Problem details >> Entries follow. Return each line that contains the word "JSON".

Excerpts from an interface dataset
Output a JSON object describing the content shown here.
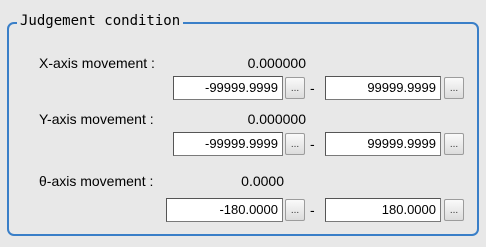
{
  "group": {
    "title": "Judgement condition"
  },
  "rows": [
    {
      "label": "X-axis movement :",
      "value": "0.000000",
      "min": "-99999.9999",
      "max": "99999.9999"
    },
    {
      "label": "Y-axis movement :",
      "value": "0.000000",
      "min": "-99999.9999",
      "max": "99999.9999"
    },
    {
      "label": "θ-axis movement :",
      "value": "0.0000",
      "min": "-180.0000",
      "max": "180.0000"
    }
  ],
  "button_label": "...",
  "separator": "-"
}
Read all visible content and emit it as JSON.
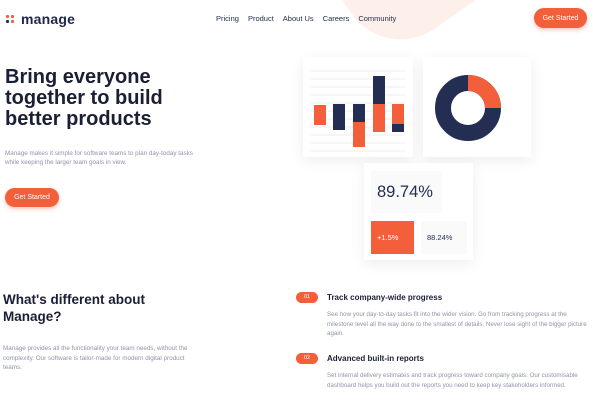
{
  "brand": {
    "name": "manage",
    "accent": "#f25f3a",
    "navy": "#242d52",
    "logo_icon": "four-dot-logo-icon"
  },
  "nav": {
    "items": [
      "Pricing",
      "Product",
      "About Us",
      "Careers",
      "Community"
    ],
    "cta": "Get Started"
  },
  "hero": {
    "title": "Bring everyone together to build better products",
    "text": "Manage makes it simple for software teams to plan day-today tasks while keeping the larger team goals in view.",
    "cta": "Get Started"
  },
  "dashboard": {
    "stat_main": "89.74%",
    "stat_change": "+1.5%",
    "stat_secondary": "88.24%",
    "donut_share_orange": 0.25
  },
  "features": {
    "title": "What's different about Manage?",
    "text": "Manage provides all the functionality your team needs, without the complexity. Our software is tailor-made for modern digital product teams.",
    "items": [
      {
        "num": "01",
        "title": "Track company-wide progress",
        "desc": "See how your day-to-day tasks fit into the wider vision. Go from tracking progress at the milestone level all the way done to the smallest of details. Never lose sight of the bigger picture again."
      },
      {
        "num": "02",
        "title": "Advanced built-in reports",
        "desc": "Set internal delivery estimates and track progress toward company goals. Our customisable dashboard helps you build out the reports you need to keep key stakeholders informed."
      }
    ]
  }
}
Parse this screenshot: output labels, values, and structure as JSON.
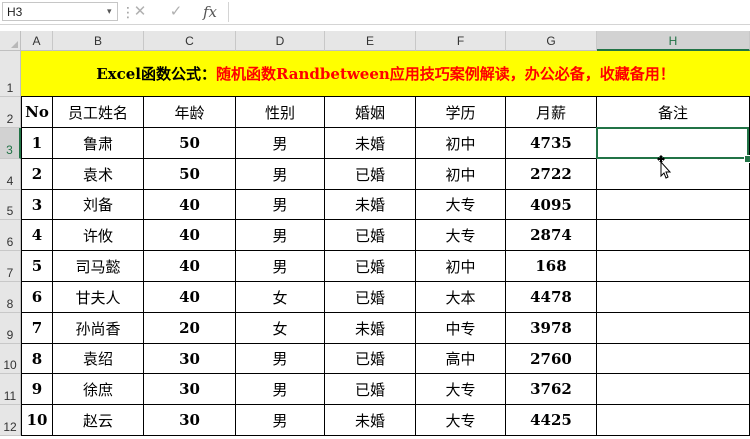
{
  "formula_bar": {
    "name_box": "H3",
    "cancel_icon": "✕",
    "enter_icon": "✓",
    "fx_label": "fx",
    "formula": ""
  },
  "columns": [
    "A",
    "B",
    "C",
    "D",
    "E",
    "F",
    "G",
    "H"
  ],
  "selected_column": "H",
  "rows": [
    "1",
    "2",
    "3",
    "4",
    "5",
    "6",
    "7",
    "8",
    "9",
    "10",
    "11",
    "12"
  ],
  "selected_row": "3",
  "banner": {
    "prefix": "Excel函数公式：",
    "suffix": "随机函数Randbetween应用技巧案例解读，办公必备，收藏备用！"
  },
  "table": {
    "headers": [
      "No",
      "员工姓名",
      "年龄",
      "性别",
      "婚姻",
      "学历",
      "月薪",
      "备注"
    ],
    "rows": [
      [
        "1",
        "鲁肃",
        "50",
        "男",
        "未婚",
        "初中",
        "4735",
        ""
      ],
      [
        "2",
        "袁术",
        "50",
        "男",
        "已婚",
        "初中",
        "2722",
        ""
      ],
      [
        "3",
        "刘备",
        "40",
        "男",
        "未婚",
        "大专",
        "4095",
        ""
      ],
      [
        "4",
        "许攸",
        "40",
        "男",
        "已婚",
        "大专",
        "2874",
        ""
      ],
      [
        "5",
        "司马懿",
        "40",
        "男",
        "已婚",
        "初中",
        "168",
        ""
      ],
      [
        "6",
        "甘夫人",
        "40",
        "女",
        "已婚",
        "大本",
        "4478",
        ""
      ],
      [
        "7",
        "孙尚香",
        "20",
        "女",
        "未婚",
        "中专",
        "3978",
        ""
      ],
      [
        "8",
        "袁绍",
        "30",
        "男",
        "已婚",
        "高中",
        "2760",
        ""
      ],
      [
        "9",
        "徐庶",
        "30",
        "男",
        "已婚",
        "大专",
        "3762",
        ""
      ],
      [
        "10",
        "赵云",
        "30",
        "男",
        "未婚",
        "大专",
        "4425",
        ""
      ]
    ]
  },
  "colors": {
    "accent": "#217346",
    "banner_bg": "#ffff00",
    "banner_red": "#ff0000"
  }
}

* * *

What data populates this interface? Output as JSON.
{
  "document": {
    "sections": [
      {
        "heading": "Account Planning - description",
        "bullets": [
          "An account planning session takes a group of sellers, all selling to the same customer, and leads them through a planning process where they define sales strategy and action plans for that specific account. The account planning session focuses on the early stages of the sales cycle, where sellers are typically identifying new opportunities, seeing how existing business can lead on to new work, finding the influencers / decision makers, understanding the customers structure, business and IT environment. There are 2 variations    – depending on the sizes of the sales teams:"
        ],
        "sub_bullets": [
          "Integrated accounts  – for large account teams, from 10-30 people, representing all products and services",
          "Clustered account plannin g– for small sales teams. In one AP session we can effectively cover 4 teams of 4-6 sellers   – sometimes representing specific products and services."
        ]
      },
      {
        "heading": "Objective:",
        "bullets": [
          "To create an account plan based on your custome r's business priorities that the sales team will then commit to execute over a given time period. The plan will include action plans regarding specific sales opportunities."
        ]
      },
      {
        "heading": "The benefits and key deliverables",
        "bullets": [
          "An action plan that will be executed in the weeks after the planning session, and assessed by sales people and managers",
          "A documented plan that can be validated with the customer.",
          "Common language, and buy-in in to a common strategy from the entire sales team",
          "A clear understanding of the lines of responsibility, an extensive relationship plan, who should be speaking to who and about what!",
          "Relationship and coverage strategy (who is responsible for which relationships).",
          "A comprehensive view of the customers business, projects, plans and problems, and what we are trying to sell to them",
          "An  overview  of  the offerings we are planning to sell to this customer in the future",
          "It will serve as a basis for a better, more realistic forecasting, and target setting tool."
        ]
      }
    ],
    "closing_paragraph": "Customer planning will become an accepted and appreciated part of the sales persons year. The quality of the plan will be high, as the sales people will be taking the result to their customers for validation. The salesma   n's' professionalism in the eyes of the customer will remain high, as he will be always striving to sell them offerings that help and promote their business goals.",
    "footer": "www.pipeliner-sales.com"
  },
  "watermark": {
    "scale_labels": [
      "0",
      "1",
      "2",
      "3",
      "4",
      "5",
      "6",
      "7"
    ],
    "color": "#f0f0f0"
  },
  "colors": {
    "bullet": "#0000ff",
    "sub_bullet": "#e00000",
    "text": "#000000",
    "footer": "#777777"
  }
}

Result of this task >>
Output a JSON object describing the content shown here.
Read all visible content and emit it as JSON.
Parse this screenshot: output labels, values, and structure as JSON.
What data populates this interface? Output as JSON.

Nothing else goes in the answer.